“You just don’t get it Jill. Ned told me you’re a barbarian, not a progressive. It’s very important for the government to be able to measure the size of our total output in order to know what level of coyote services to provide for all our benefit and how many rabbits to tax and borrow from us in order to finance those services. Ned says we are lucky to have a coyote government working so diligently to protect the general welfare of all of us. According to Ned, whatever rabbits we give to them, it’s far less than they deserve.”
“And that’s not all, according to Ned, the coyote government has way underestimated the value of our total production or GCP because it has also failed to include qualitative improvements in output. Products get better over time as new technology or thinking is embedded in them. Ned says that’s important because a bigger economy means government borrowing and taxation can be increased to provide yet more government services for all of us. I just wish I could get some.”
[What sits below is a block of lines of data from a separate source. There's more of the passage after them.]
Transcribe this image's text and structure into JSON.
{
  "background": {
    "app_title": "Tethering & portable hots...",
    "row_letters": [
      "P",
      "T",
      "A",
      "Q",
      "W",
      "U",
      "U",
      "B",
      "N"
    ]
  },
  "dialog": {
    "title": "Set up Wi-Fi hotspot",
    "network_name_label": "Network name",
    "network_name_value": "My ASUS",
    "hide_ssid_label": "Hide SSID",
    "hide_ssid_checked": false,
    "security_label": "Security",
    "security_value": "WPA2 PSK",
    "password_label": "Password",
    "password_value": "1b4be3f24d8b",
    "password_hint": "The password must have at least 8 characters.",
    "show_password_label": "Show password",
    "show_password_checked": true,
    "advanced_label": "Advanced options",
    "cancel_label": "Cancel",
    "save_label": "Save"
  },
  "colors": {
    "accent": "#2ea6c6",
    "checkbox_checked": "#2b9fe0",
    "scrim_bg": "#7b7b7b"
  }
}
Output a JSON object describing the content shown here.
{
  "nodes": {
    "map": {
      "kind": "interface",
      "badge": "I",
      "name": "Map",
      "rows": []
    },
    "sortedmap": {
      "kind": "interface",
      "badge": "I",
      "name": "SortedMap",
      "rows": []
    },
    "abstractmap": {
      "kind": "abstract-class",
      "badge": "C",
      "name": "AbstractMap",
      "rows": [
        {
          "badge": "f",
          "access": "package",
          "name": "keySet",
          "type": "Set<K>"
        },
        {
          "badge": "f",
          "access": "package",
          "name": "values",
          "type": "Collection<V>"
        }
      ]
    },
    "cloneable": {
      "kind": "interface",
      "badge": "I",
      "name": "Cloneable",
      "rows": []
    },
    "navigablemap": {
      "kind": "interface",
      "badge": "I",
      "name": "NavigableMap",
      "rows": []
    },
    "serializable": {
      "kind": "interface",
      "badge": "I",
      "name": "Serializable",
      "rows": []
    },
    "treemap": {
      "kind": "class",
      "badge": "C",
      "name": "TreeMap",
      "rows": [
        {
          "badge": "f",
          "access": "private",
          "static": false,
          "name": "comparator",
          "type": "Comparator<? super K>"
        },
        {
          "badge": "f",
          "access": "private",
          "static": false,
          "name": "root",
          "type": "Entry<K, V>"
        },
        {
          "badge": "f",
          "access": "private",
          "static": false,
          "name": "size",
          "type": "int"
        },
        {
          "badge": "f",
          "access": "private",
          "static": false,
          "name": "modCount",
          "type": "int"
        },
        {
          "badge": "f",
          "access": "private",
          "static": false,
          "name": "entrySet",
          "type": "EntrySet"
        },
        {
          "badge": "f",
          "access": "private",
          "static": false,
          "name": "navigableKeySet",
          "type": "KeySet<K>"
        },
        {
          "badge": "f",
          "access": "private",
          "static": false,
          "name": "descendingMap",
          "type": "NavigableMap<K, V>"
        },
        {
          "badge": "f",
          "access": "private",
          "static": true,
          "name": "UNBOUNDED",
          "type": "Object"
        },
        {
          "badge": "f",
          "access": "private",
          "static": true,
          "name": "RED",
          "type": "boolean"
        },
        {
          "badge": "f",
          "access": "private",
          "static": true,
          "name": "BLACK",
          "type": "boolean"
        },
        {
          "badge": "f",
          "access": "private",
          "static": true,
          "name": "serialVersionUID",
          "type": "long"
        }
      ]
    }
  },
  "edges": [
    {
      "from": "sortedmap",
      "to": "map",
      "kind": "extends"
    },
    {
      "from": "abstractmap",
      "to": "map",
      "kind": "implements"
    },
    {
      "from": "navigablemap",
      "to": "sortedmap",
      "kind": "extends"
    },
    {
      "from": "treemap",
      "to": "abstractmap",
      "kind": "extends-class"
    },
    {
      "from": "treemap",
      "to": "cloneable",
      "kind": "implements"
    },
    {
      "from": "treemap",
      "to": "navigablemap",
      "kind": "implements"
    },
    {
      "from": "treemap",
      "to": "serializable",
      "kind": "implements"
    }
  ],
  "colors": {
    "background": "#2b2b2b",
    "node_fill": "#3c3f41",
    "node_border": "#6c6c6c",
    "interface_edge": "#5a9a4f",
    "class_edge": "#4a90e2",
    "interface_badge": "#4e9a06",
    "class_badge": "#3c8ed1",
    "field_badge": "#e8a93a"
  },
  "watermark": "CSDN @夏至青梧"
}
Jill was shaking her head incredulously as she listened to this. “Qualitative improvement? How can that be? The only output we coyotes produce that matters is rabbits, and a rabbit is still a rabbit! What nonsense! Have you seen any ‘qualitative improvement’ in the rabbits you eat? I haven’t.”
“I wouldn’t know, Jill. It has been such a long time since I have eaten a rabbit, I probably wouldn’t be able to tell.”
Jill looked at him sadly. “Poor Ed. You really have had a tough time haven’t you? What have you been eating to survive?”
“Well at night I started sneaking into the organic farm and scarfing down quinoa, radicchio, edame and acai berries. I guess I’ve gotten pretty brazen because I’m so hungry—Now, I just eat in broad daylight right in front of the humans that run it. They’re OK. Since they don’t have guns, they just shout and run around beating pans. I ignore them. I don’t need a permit to eat this stuff because the coyote government doesn’t tax or regulate it. That’s why more coyotes, like me, are becoming vegan.”
Jill looked at him blankly. “Quinoa, acai berries, vegan…?” She echoed.
“Yeah, at least I’m getting my anti-oxidants. Ned says it’s just as well for me because a vegan diet is healthier anyway. Still, I can’t help noticing he still eats only rabbits, himself.”
“Ned only says that because he’s part of it! Government services! Listen to yourself! What are you talking about Ed? We’re coyotes! The main thing we need is to be able to catch and eat rabbits—and not have them taken away from us by other coyotes who are regulating, taxing, controlling or ‘thinking’ for us. We should eat meat not vegan. We can rely on ourselves, Ed. What we need is freedom—not some coyote clique or cabal that has just cleverly positioned itself to steal production from the rest of us. It’s the same old story wrapped up in new clothing. Government working hard to serve the ‘public interest’—the ‘greater good’. What blather! At rock bottom, a coyote is still either just catching rabbits or stealing them, no matter how elaborate or dressed up the explanation. Can’t you see that?”
“I don’t know Jill. I’ll admit all this stuff just my head spinning. I don’t have Ned’s mind and apparently I don’t have yours either. The only thing I know for sure is that I’m still hungry. Sometimes I just wish that I could get away from all these regulations, rabbit licenses, taxation, and measurement of coyote production. Wasn’t it better in the old days when we just caught rabbits, ate them at our leisure, let the sun warm our backs as we rested with full bellies, and enjoyed life? It seems like whenever we get too concerned with measuring stuff, especially somebody else’s stuff, bad things happen.”
“That’s better. Now you’re sounding more like the old Ed. There’s hope for you yet.”
“Seriously, Jill, is there still some place we could go and live like that? Like we used to?”
“Well, my cousin Toby says that it’s still possible to live like that in Wyoming.”
“Let’s go to Wyoming.”